→ DATASET EXCERPTS:
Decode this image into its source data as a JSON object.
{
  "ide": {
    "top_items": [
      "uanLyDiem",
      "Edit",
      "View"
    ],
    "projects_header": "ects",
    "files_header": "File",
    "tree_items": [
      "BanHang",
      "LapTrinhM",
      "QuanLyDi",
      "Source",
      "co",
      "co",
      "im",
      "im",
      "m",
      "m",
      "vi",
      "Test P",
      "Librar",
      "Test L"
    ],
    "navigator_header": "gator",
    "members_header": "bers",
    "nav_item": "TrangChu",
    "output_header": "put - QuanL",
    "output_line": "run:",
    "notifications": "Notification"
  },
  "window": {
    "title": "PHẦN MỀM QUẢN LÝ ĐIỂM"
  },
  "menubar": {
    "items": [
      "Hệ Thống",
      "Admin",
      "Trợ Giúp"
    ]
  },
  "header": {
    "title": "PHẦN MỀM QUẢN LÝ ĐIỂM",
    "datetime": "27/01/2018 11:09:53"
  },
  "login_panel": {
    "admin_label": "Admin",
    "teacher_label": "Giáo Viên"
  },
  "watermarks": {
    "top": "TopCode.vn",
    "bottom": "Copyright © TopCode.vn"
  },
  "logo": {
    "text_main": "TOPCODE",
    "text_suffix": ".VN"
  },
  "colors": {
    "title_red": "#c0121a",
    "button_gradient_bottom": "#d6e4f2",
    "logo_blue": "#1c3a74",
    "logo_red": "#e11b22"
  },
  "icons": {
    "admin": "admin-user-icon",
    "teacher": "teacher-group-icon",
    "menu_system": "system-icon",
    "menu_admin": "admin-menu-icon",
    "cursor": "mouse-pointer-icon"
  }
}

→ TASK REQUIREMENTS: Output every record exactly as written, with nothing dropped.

→ ANSWER FOR THE TASK:
Decode this image into its source data as a JSON object.
{
  "ide": {
    "top_items": [
      "uanLyDiem",
      "Edit",
      "View"
    ],
    "projects_header": "ects",
    "files_header": "File",
    "tree_items": [
      "BanHang",
      "LapTrinhM",
      "QuanLyDi",
      "Source",
      "co",
      "co",
      "im",
      "im",
      "m",
      "m",
      "vi",
      "Test P",
      "Librar",
      "Test L"
    ],
    "navigator_header": "gator",
    "members_header": "bers",
    "nav_item": "TrangChu",
    "output_header": "put - QuanL",
    "output_line": "run:",
    "notifications": "Notification"
  },
  "window": {
    "title": "PHẦN MỀM QUẢN LÝ ĐIỂM"
  },
  "menubar": {
    "items": [
      "Hệ Thống",
      "Admin",
      "Trợ Giúp"
    ]
  },
  "header": {
    "title": "PHẦN MỀM QUẢN LÝ ĐIỂM",
    "datetime": "27/01/2018 11:09:53"
  },
  "login_panel": {
    "admin_label": "Admin",
    "teacher_label": "Giáo Viên"
  },
  "watermarks": {
    "top": "TopCode.vn",
    "bottom": "Copyright © TopCode.vn"
  },
  "logo": {
    "text_main": "TOPCODE",
    "text_suffix": ".VN"
  },
  "colors": {
    "title_red": "#c0121a",
    "button_gradient_bottom": "#d6e4f2",
    "logo_blue": "#1c3a74",
    "logo_red": "#e11b22"
  },
  "icons": {
    "admin": "admin-user-icon",
    "teacher": "teacher-group-icon",
    "menu_system": "system-icon",
    "menu_admin": "admin-menu-icon",
    "cursor": "mouse-pointer-icon"
  }
}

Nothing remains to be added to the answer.